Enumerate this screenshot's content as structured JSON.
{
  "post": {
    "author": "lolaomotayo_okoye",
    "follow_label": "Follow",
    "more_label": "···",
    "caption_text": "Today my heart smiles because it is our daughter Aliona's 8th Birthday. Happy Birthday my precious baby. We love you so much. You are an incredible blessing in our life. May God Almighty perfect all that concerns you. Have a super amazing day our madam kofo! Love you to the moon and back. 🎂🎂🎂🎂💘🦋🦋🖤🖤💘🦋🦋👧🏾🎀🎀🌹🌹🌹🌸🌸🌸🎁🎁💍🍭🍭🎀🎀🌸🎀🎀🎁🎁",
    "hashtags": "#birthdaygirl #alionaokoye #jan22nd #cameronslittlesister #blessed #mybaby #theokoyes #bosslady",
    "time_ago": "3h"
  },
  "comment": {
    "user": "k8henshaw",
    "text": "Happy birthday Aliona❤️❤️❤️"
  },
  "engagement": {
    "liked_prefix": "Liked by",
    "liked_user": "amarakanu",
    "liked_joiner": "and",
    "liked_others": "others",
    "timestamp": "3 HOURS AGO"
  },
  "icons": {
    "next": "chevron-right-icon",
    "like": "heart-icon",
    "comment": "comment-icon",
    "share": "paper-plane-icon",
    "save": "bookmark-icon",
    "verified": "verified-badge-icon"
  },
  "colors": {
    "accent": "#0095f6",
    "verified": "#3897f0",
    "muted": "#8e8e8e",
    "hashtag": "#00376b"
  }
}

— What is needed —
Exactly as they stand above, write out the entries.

— Answer for this exercise —
Enumerate this screenshot's content as structured JSON.
{
  "post": {
    "author": "lolaomotayo_okoye",
    "follow_label": "Follow",
    "more_label": "···",
    "caption_text": "Today my heart smiles because it is our daughter Aliona's 8th Birthday. Happy Birthday my precious baby. We love you so much. You are an incredible blessing in our life. May God Almighty perfect all that concerns you. Have a super amazing day our madam kofo! Love you to the moon and back. 🎂🎂🎂🎂💘🦋🦋🖤🖤💘🦋🦋👧🏾🎀🎀🌹🌹🌹🌸🌸🌸🎁🎁💍🍭🍭🎀🎀🌸🎀🎀🎁🎁",
    "hashtags": "#birthdaygirl #alionaokoye #jan22nd #cameronslittlesister #blessed #mybaby #theokoyes #bosslady",
    "time_ago": "3h"
  },
  "comment": {
    "user": "k8henshaw",
    "text": "Happy birthday Aliona❤️❤️❤️"
  },
  "engagement": {
    "liked_prefix": "Liked by",
    "liked_user": "amarakanu",
    "liked_joiner": "and",
    "liked_others": "others",
    "timestamp": "3 HOURS AGO"
  },
  "icons": {
    "next": "chevron-right-icon",
    "like": "heart-icon",
    "comment": "comment-icon",
    "share": "paper-plane-icon",
    "save": "bookmark-icon",
    "verified": "verified-badge-icon"
  },
  "colors": {
    "accent": "#0095f6",
    "verified": "#3897f0",
    "muted": "#8e8e8e",
    "hashtag": "#00376b"
  }
}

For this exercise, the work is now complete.